It says something that the show’s best moments come from characters slapping this new insufferable Picard down. At one point he and Soji take refuge on a planet where Troi and Riker have made their home. This sunlight-dappled detour into nostalgia is the season’s strongest episode by far, culminating in Troi reading Picard the riot act for his behaviour.
Unfortunately this detour simply serves as a reminder of how well-characterised previous iterations of the show were in comparison to this particular vehicle. Characters from previous Star Trek shows shine in their complexity; not just Troi and Riker but the Data we see in flashbacks and a luminous Seven of Nine – even if the latter is treated as a walking deus ex machina and thrown randomly into a lesbian plotline with a character she has barely spoken to.
The characters created for Picard are flat and one-dimensional in comparison, grist for the narrative mill of Picard’s arc in the same way as Dahj was.
This is Picard’s World. Other characters are merely allowed to visit.
Dr Livingstone, I Presume
Regardless of the show’s other problems, it’s Picard as Great White Saviour that is ultimately the most problematic. Picard‘s biggest problem in the end is that it was a story about a privileged old white guy asserting himself on the Universe in the belief he knows better than everyone else.

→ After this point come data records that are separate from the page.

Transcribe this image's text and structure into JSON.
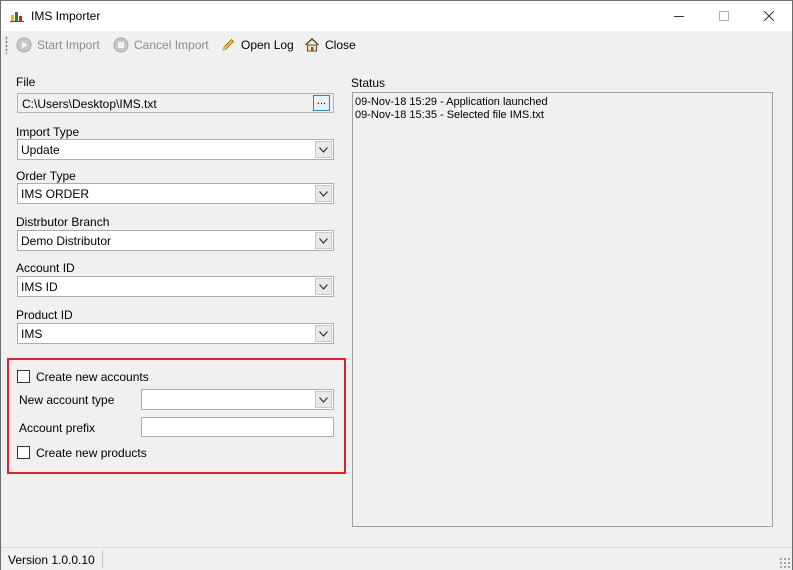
{
  "window": {
    "title": "IMS Importer",
    "app_icon": "bar-chart-icon",
    "controls": [
      "minimize-icon",
      "maximize-icon",
      "close-icon"
    ]
  },
  "toolbar": {
    "start_import": {
      "label": "Start Import",
      "icon": "play-icon",
      "enabled": false
    },
    "cancel_import": {
      "label": "Cancel Import",
      "icon": "stop-icon",
      "enabled": false
    },
    "open_log": {
      "label": "Open Log",
      "icon": "pencil-icon",
      "enabled": true
    },
    "close": {
      "label": "Close",
      "icon": "home-icon",
      "enabled": true
    }
  },
  "form": {
    "file": {
      "label": "File",
      "value": "C:\\Users\\Desktop\\IMS.txt",
      "browse_label": "..."
    },
    "import_type": {
      "label": "Import Type",
      "value": "Update"
    },
    "order_type": {
      "label": "Order Type",
      "value": "IMS ORDER"
    },
    "distributor_branch": {
      "label": "Distrbutor Branch",
      "value": "Demo Distributor"
    },
    "account_id": {
      "label": "Account ID",
      "value": "IMS ID"
    },
    "product_id": {
      "label": "Product ID",
      "value": "IMS"
    },
    "create_new_accounts": {
      "label": "Create new accounts",
      "checked": false
    },
    "new_account_type": {
      "label": "New account type",
      "value": ""
    },
    "account_prefix": {
      "label": "Account prefix",
      "value": ""
    },
    "create_new_products": {
      "label": "Create new products",
      "checked": false
    }
  },
  "status": {
    "label": "Status",
    "lines": [
      "09-Nov-18 15:29 - Application launched",
      "09-Nov-18 15:35 - Selected file IMS.txt"
    ]
  },
  "statusbar": {
    "version": "Version 1.0.0.10"
  },
  "colors": {
    "highlight": "#e0202a",
    "window_bg": "#f0f0f0"
  }
}
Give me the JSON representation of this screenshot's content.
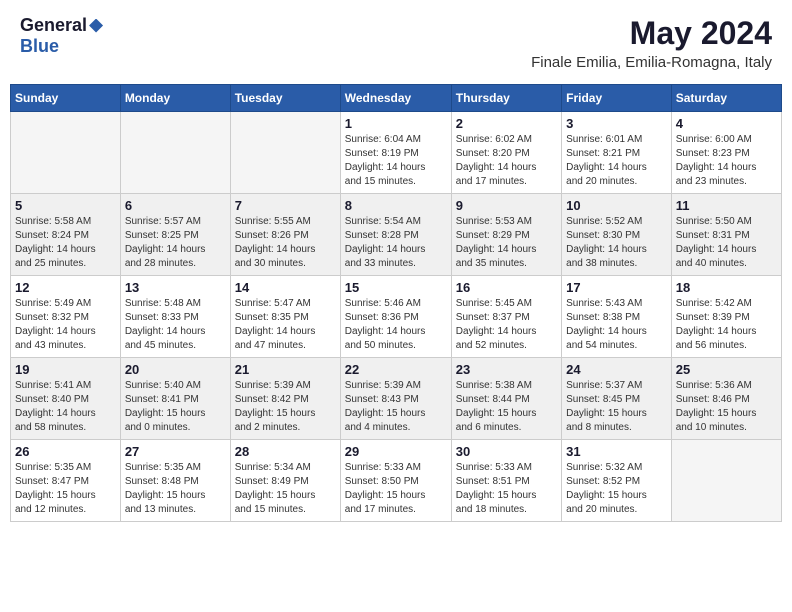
{
  "header": {
    "logo_general": "General",
    "logo_blue": "Blue",
    "month_year": "May 2024",
    "location": "Finale Emilia, Emilia-Romagna, Italy"
  },
  "days_of_week": [
    "Sunday",
    "Monday",
    "Tuesday",
    "Wednesday",
    "Thursday",
    "Friday",
    "Saturday"
  ],
  "weeks": [
    [
      {
        "day": "",
        "info": "",
        "empty": true
      },
      {
        "day": "",
        "info": "",
        "empty": true
      },
      {
        "day": "",
        "info": "",
        "empty": true
      },
      {
        "day": "1",
        "info": "Sunrise: 6:04 AM\nSunset: 8:19 PM\nDaylight: 14 hours\nand 15 minutes.",
        "empty": false
      },
      {
        "day": "2",
        "info": "Sunrise: 6:02 AM\nSunset: 8:20 PM\nDaylight: 14 hours\nand 17 minutes.",
        "empty": false
      },
      {
        "day": "3",
        "info": "Sunrise: 6:01 AM\nSunset: 8:21 PM\nDaylight: 14 hours\nand 20 minutes.",
        "empty": false
      },
      {
        "day": "4",
        "info": "Sunrise: 6:00 AM\nSunset: 8:23 PM\nDaylight: 14 hours\nand 23 minutes.",
        "empty": false
      }
    ],
    [
      {
        "day": "5",
        "info": "Sunrise: 5:58 AM\nSunset: 8:24 PM\nDaylight: 14 hours\nand 25 minutes.",
        "empty": false,
        "shaded": true
      },
      {
        "day": "6",
        "info": "Sunrise: 5:57 AM\nSunset: 8:25 PM\nDaylight: 14 hours\nand 28 minutes.",
        "empty": false,
        "shaded": true
      },
      {
        "day": "7",
        "info": "Sunrise: 5:55 AM\nSunset: 8:26 PM\nDaylight: 14 hours\nand 30 minutes.",
        "empty": false,
        "shaded": true
      },
      {
        "day": "8",
        "info": "Sunrise: 5:54 AM\nSunset: 8:28 PM\nDaylight: 14 hours\nand 33 minutes.",
        "empty": false,
        "shaded": true
      },
      {
        "day": "9",
        "info": "Sunrise: 5:53 AM\nSunset: 8:29 PM\nDaylight: 14 hours\nand 35 minutes.",
        "empty": false,
        "shaded": true
      },
      {
        "day": "10",
        "info": "Sunrise: 5:52 AM\nSunset: 8:30 PM\nDaylight: 14 hours\nand 38 minutes.",
        "empty": false,
        "shaded": true
      },
      {
        "day": "11",
        "info": "Sunrise: 5:50 AM\nSunset: 8:31 PM\nDaylight: 14 hours\nand 40 minutes.",
        "empty": false,
        "shaded": true
      }
    ],
    [
      {
        "day": "12",
        "info": "Sunrise: 5:49 AM\nSunset: 8:32 PM\nDaylight: 14 hours\nand 43 minutes.",
        "empty": false
      },
      {
        "day": "13",
        "info": "Sunrise: 5:48 AM\nSunset: 8:33 PM\nDaylight: 14 hours\nand 45 minutes.",
        "empty": false
      },
      {
        "day": "14",
        "info": "Sunrise: 5:47 AM\nSunset: 8:35 PM\nDaylight: 14 hours\nand 47 minutes.",
        "empty": false
      },
      {
        "day": "15",
        "info": "Sunrise: 5:46 AM\nSunset: 8:36 PM\nDaylight: 14 hours\nand 50 minutes.",
        "empty": false
      },
      {
        "day": "16",
        "info": "Sunrise: 5:45 AM\nSunset: 8:37 PM\nDaylight: 14 hours\nand 52 minutes.",
        "empty": false
      },
      {
        "day": "17",
        "info": "Sunrise: 5:43 AM\nSunset: 8:38 PM\nDaylight: 14 hours\nand 54 minutes.",
        "empty": false
      },
      {
        "day": "18",
        "info": "Sunrise: 5:42 AM\nSunset: 8:39 PM\nDaylight: 14 hours\nand 56 minutes.",
        "empty": false
      }
    ],
    [
      {
        "day": "19",
        "info": "Sunrise: 5:41 AM\nSunset: 8:40 PM\nDaylight: 14 hours\nand 58 minutes.",
        "empty": false,
        "shaded": true
      },
      {
        "day": "20",
        "info": "Sunrise: 5:40 AM\nSunset: 8:41 PM\nDaylight: 15 hours\nand 0 minutes.",
        "empty": false,
        "shaded": true
      },
      {
        "day": "21",
        "info": "Sunrise: 5:39 AM\nSunset: 8:42 PM\nDaylight: 15 hours\nand 2 minutes.",
        "empty": false,
        "shaded": true
      },
      {
        "day": "22",
        "info": "Sunrise: 5:39 AM\nSunset: 8:43 PM\nDaylight: 15 hours\nand 4 minutes.",
        "empty": false,
        "shaded": true
      },
      {
        "day": "23",
        "info": "Sunrise: 5:38 AM\nSunset: 8:44 PM\nDaylight: 15 hours\nand 6 minutes.",
        "empty": false,
        "shaded": true
      },
      {
        "day": "24",
        "info": "Sunrise: 5:37 AM\nSunset: 8:45 PM\nDaylight: 15 hours\nand 8 minutes.",
        "empty": false,
        "shaded": true
      },
      {
        "day": "25",
        "info": "Sunrise: 5:36 AM\nSunset: 8:46 PM\nDaylight: 15 hours\nand 10 minutes.",
        "empty": false,
        "shaded": true
      }
    ],
    [
      {
        "day": "26",
        "info": "Sunrise: 5:35 AM\nSunset: 8:47 PM\nDaylight: 15 hours\nand 12 minutes.",
        "empty": false
      },
      {
        "day": "27",
        "info": "Sunrise: 5:35 AM\nSunset: 8:48 PM\nDaylight: 15 hours\nand 13 minutes.",
        "empty": false
      },
      {
        "day": "28",
        "info": "Sunrise: 5:34 AM\nSunset: 8:49 PM\nDaylight: 15 hours\nand 15 minutes.",
        "empty": false
      },
      {
        "day": "29",
        "info": "Sunrise: 5:33 AM\nSunset: 8:50 PM\nDaylight: 15 hours\nand 17 minutes.",
        "empty": false
      },
      {
        "day": "30",
        "info": "Sunrise: 5:33 AM\nSunset: 8:51 PM\nDaylight: 15 hours\nand 18 minutes.",
        "empty": false
      },
      {
        "day": "31",
        "info": "Sunrise: 5:32 AM\nSunset: 8:52 PM\nDaylight: 15 hours\nand 20 minutes.",
        "empty": false
      },
      {
        "day": "",
        "info": "",
        "empty": true
      }
    ]
  ]
}
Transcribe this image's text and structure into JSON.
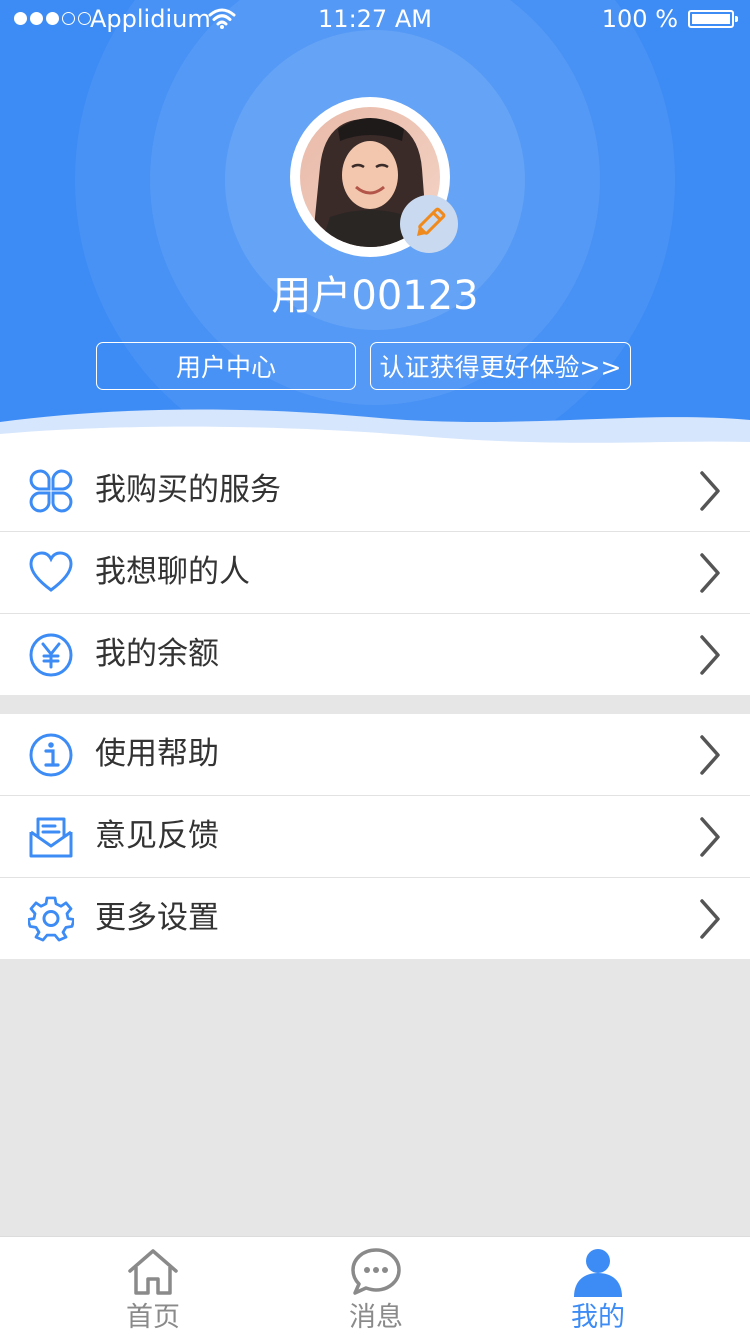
{
  "status_bar": {
    "carrier": "Applidium",
    "time": "11:27 AM",
    "battery": "100 %"
  },
  "profile": {
    "username": "用户00123",
    "user_center_label": "用户中心",
    "verify_label": "认证获得更好体验>>"
  },
  "menu_group_1": [
    {
      "label": "我购买的服务",
      "icon": "clover-grid-icon"
    },
    {
      "label": "我想聊的人",
      "icon": "heart-icon"
    },
    {
      "label": "我的余额",
      "icon": "yen-icon"
    }
  ],
  "menu_group_2": [
    {
      "label": "使用帮助",
      "icon": "info-icon"
    },
    {
      "label": "意见反馈",
      "icon": "mail-icon"
    },
    {
      "label": "更多设置",
      "icon": "gear-icon"
    }
  ],
  "tabbar": {
    "home": "首页",
    "messages": "消息",
    "mine": "我的",
    "active": "mine"
  },
  "colors": {
    "accent": "#3d8cf5",
    "edit_badge": "#f08a1c",
    "background": "#e6e6e6"
  }
}
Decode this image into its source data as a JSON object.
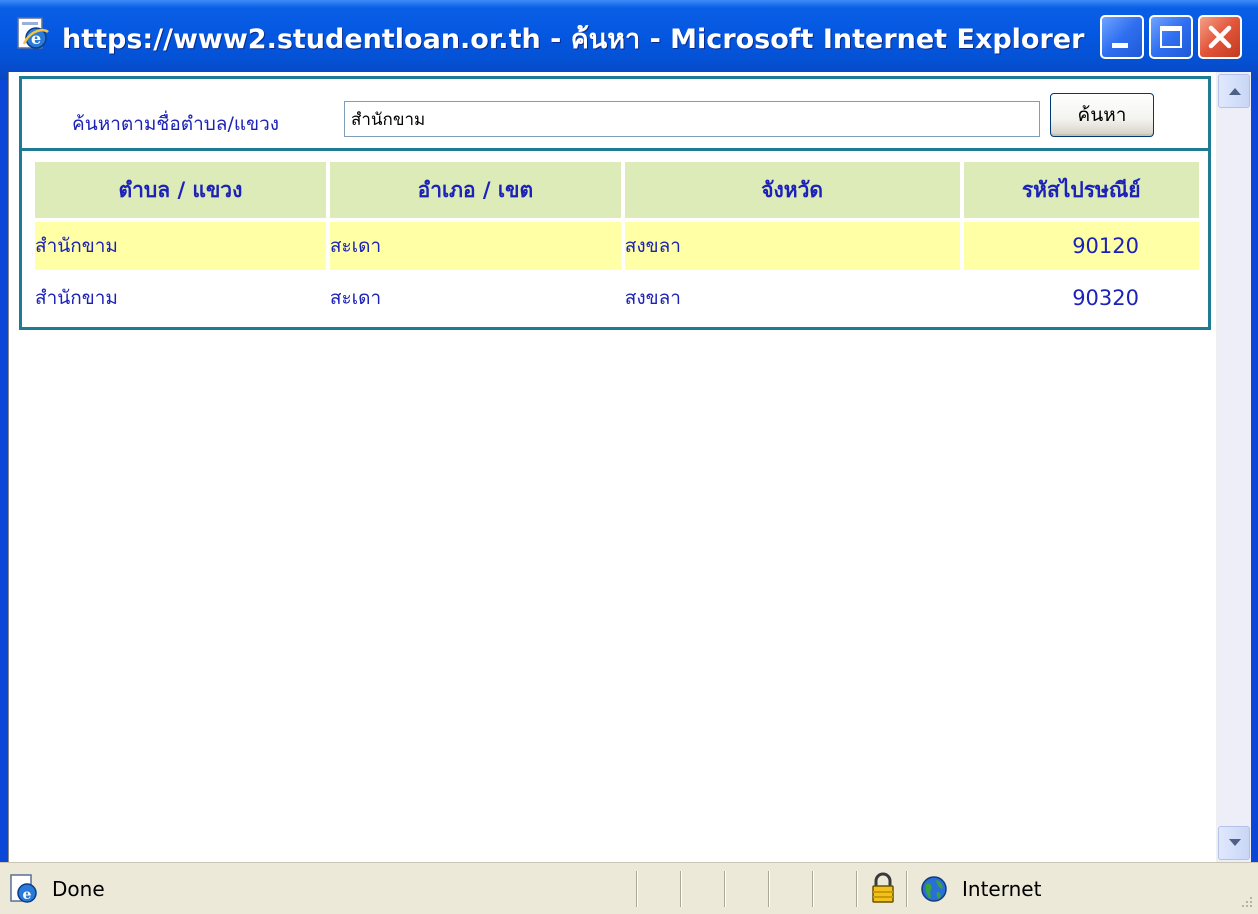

The coding in the scene above is just one example of many littered throughout this season. A genteel elderly moneyed white man in a linen suit meeting with the grateful natives he’s saved.
The underling theme that the universe would be better if we all just listened to Picard may have worked even 20 years ago. But those days are past.
After 8 episodes of Picard lecturing us and Starfleet about the need to treat synths like Soji as sentient beings while trying to stop the increasingly-ridiculous Zhat Vash from murdering them all, we discover the synths actually were the threat the Romulans were warning us about all along.
It’s a bewildering twist. Now instead of saving the synths from the Romulans, Picard has to save the universe from the synths: something that would not have been necessary if Picard had just stayed at home and tended his pinot.
Picard and his obligatory crew of misfits then have to hold off the Romulans with what is essentially magic while they try to stop the synths from completing the Great Magic Tower to summon a demon that will destroy humanity.
I wish I was exaggerating about either of these things.
Instead of blaming Picard for nearly unwittingly causing the destruction of all organic life, he is nonetheless feted as a hero. He then dies, converses with the remnants of Data’s consciousness in some kind of virtual purgatory, and, in a rather astonishingly tone deaf saviour narrative, is reborn with a new synth body.
I suppose I should just be grateful he didn’t have to do 40 days and nights in the desert before Dumbledore sent him back to the world of the living.
Picard lives to lecture the universe for another day.
Can’t wait for season 2.